Task brief:
Only a number is expected here: the count of lines in the data that contain "Open".

Provided records:
+++

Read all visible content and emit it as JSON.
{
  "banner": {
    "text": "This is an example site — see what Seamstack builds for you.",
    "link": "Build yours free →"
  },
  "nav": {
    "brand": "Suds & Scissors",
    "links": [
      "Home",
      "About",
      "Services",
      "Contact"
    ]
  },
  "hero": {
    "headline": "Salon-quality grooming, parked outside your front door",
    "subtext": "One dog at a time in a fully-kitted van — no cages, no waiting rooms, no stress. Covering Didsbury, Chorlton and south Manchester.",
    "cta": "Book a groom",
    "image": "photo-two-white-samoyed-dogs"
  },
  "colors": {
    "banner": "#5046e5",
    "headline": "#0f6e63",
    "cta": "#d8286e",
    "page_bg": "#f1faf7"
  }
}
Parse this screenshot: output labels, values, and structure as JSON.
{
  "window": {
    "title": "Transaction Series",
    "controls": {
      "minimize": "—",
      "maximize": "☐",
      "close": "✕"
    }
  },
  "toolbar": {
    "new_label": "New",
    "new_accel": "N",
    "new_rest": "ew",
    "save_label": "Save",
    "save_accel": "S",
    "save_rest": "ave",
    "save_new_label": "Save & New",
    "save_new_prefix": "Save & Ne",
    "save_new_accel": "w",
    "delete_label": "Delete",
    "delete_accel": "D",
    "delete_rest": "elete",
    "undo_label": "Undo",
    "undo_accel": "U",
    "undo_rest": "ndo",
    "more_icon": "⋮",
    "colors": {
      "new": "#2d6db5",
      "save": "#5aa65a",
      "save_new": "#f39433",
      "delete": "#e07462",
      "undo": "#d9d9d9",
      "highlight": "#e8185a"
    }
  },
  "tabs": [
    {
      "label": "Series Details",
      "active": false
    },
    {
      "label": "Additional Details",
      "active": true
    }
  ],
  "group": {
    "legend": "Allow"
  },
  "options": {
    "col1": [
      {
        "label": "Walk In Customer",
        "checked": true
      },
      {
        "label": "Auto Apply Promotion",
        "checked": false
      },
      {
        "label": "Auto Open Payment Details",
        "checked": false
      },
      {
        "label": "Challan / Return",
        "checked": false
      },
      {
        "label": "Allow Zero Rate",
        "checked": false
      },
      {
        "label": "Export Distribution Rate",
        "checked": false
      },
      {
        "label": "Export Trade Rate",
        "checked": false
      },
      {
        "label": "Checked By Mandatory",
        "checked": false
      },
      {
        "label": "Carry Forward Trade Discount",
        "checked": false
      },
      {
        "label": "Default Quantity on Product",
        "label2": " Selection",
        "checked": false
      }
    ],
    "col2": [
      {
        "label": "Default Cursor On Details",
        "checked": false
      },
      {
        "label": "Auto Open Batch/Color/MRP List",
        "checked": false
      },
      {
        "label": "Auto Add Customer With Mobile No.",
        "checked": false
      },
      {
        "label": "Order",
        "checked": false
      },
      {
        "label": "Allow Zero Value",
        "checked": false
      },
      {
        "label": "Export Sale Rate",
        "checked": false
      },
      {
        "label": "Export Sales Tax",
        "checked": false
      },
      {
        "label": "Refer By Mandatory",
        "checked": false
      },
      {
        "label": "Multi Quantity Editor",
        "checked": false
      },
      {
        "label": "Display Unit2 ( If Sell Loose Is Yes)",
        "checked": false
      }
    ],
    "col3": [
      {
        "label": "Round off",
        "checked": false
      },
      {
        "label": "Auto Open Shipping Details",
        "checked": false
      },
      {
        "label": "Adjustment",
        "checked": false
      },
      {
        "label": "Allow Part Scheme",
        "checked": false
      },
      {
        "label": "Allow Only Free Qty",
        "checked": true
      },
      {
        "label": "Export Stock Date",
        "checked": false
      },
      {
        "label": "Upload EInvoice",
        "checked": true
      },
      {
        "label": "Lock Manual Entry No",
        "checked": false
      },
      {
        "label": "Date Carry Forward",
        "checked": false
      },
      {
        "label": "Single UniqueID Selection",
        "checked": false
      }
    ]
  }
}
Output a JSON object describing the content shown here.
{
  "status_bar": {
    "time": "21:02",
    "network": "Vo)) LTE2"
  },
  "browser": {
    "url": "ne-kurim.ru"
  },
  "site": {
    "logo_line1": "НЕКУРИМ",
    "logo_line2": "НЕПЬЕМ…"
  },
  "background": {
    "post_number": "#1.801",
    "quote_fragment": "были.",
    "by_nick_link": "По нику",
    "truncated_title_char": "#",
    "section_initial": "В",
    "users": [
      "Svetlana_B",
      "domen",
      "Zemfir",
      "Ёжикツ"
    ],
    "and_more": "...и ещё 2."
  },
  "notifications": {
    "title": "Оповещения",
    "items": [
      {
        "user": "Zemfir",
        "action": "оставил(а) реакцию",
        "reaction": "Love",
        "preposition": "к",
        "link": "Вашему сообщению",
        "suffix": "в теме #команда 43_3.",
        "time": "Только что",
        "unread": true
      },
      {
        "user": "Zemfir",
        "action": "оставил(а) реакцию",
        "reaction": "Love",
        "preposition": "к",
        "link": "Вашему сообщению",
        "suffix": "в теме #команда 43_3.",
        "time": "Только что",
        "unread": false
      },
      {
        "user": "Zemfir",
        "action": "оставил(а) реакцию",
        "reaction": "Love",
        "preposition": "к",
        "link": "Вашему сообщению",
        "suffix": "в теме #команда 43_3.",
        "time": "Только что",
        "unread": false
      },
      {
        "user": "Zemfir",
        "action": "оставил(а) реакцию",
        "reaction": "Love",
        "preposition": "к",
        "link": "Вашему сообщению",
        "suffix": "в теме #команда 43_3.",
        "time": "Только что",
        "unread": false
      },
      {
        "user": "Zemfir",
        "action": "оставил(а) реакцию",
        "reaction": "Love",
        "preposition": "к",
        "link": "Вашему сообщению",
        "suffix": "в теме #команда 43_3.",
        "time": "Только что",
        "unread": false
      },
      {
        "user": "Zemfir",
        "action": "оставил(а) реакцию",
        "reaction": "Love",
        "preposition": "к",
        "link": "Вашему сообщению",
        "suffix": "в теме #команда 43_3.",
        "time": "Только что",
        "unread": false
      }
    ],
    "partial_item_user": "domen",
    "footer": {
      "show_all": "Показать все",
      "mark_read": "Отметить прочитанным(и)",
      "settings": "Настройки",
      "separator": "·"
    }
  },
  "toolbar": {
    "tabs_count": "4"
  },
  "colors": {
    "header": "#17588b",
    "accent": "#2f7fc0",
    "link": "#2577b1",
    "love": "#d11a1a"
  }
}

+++

Output of the task:
3